The numbers: Businesses boosted inventories, or products waiting to be sold, by 1.4% in June in a sign they are still churning out lots of goods in anticipation of steady U.S. economic growth. Sales rose almost as much in the month.
Rising inventories adds to gross domestic product and usually reflect an expanding economy, but if inventory levels get too high, it could suggest that demand is waning and a recession is on the horizon.
So far that does not appear to be the case. The ratio of inventories to sales was unchanged at a relatively mild 1.30 in June.

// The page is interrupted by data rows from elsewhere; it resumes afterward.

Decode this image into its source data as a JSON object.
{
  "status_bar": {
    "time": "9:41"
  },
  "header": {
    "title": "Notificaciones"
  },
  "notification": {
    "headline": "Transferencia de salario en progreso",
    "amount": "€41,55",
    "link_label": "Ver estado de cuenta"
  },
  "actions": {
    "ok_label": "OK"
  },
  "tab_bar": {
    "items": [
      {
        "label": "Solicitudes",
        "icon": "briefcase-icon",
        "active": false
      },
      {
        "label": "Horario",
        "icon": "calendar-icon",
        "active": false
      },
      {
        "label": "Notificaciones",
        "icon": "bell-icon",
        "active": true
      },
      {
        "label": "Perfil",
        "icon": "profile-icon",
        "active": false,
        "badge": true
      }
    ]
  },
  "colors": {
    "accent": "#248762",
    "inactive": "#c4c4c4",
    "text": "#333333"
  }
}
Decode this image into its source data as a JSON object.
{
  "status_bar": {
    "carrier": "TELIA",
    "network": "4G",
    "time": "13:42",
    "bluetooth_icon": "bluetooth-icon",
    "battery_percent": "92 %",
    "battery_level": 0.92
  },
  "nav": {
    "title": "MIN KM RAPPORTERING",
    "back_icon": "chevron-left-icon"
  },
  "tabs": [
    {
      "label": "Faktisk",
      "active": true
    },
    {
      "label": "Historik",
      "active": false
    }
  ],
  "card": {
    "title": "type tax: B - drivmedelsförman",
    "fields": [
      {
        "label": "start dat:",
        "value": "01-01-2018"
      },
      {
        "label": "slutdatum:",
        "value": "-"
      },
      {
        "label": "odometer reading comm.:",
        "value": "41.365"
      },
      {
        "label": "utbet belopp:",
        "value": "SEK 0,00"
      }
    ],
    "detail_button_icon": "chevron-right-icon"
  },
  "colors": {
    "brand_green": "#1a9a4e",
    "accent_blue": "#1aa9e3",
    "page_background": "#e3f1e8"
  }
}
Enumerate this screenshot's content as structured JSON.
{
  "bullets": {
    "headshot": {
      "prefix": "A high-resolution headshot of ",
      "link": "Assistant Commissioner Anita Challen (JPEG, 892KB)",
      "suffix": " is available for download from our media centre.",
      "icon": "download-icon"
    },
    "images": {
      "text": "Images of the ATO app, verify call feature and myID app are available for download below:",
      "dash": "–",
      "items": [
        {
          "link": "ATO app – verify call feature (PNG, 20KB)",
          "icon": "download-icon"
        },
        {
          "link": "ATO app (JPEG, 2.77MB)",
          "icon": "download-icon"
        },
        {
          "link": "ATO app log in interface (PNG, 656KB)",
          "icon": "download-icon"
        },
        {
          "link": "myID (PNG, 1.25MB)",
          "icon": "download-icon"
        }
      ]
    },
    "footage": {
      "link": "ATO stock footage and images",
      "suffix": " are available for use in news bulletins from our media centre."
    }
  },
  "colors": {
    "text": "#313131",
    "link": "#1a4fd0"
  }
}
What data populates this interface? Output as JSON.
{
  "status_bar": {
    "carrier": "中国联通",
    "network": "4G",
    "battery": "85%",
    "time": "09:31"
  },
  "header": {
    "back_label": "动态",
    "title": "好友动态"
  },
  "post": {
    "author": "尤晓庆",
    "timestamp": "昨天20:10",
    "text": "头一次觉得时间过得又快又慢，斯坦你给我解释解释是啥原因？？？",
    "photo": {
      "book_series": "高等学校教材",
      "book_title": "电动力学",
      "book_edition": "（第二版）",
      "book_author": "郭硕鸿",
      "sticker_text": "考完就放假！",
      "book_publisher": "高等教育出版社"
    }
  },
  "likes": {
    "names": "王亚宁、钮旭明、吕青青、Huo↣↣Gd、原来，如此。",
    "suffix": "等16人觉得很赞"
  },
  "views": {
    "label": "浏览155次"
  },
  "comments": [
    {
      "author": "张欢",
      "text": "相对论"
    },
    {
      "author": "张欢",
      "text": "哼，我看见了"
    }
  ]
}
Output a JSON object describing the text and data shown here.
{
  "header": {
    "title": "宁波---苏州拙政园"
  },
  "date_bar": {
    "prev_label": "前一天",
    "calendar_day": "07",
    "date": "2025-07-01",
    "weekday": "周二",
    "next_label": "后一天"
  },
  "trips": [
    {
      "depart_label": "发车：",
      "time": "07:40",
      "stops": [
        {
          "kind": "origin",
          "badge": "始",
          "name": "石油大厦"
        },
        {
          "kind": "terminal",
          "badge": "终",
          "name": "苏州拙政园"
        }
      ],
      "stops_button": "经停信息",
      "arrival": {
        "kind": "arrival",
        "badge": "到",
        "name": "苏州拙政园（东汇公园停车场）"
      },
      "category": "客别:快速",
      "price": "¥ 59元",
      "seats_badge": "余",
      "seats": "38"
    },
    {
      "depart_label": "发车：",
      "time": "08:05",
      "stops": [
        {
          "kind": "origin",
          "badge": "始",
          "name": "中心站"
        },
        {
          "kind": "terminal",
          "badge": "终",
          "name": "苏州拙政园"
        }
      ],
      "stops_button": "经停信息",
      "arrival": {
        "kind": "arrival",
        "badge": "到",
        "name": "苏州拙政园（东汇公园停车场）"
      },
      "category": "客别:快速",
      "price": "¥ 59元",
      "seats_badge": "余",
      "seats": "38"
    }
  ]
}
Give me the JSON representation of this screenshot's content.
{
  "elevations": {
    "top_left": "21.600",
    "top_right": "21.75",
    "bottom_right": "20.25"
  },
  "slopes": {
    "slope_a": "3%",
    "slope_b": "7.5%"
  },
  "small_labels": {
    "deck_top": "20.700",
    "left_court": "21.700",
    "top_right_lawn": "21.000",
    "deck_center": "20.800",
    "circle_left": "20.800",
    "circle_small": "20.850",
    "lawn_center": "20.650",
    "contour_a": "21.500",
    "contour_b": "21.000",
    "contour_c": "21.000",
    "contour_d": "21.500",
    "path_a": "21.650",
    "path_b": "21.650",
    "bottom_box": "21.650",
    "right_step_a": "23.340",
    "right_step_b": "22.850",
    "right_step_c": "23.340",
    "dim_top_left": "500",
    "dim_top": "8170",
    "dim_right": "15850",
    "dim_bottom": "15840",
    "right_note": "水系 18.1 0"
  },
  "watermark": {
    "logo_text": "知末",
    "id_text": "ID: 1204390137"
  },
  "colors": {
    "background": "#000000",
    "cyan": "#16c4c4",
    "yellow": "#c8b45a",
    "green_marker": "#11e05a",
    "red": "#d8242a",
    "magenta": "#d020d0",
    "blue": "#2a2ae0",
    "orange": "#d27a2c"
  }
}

That’s how many months it would take to sell all the inventory on hand.
Sales rose 1.3% in June, soaking up most of the increase in inventories.
Economists watch inventory levels closely because they tend to foreshadow ups and downs in the economy.
Big picture: The overall inventory picture looks OK for the U.S. economy.
There’s been some worry that companies were getting stuck with too much inventory on their shelves and that the overhang could contribute to a recession.
Some companies stocked up too much early in the year and now have to discount prices to move merchandize. Other businesses are still producing lots of goods and services , but they are trimming back in case the economy goes south.
The latest report appears to discount worries about an excessive inventory buildup, however.
Looking ahead: “We anticipate firms will continue replenishing their stockpiles, though the rate at which inventories are restocked will slow over the coming months,” said U.S. economist Mahir Rasheed of Oxford Economics.
Market reaction: The Dow Jones Industrial Average
and S&P 500
fell in Wednesday trades, breaking up a recent rally.